[[ Information supplied, beginning ]]
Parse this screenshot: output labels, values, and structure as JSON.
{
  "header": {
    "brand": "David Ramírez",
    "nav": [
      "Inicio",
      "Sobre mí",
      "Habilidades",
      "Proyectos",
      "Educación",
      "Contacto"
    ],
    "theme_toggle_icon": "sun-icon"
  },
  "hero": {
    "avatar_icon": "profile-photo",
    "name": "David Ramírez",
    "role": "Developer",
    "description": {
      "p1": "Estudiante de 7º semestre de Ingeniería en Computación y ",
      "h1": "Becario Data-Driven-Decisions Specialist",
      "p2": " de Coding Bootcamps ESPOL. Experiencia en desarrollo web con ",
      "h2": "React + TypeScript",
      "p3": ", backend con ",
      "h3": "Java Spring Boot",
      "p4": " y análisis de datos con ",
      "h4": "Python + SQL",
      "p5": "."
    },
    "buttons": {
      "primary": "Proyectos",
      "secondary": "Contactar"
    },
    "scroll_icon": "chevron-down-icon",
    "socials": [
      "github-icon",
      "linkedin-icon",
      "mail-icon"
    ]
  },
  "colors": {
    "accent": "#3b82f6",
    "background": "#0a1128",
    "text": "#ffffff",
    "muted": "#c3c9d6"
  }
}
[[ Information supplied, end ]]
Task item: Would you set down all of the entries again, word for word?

Problem solution:
Parse this screenshot: output labels, values, and structure as JSON.
{
  "header": {
    "brand": "David Ramírez",
    "nav": [
      "Inicio",
      "Sobre mí",
      "Habilidades",
      "Proyectos",
      "Educación",
      "Contacto"
    ],
    "theme_toggle_icon": "sun-icon"
  },
  "hero": {
    "avatar_icon": "profile-photo",
    "name": "David Ramírez",
    "role": "Developer",
    "description": {
      "p1": "Estudiante de 7º semestre de Ingeniería en Computación y ",
      "h1": "Becario Data-Driven-Decisions Specialist",
      "p2": " de Coding Bootcamps ESPOL. Experiencia en desarrollo web con ",
      "h2": "React + TypeScript",
      "p3": ", backend con ",
      "h3": "Java Spring Boot",
      "p4": " y análisis de datos con ",
      "h4": "Python + SQL",
      "p5": "."
    },
    "buttons": {
      "primary": "Proyectos",
      "secondary": "Contactar"
    },
    "scroll_icon": "chevron-down-icon",
    "socials": [
      "github-icon",
      "linkedin-icon",
      "mail-icon"
    ]
  },
  "colors": {
    "accent": "#3b82f6",
    "background": "#0a1128",
    "text": "#ffffff",
    "muted": "#c3c9d6"
  }
}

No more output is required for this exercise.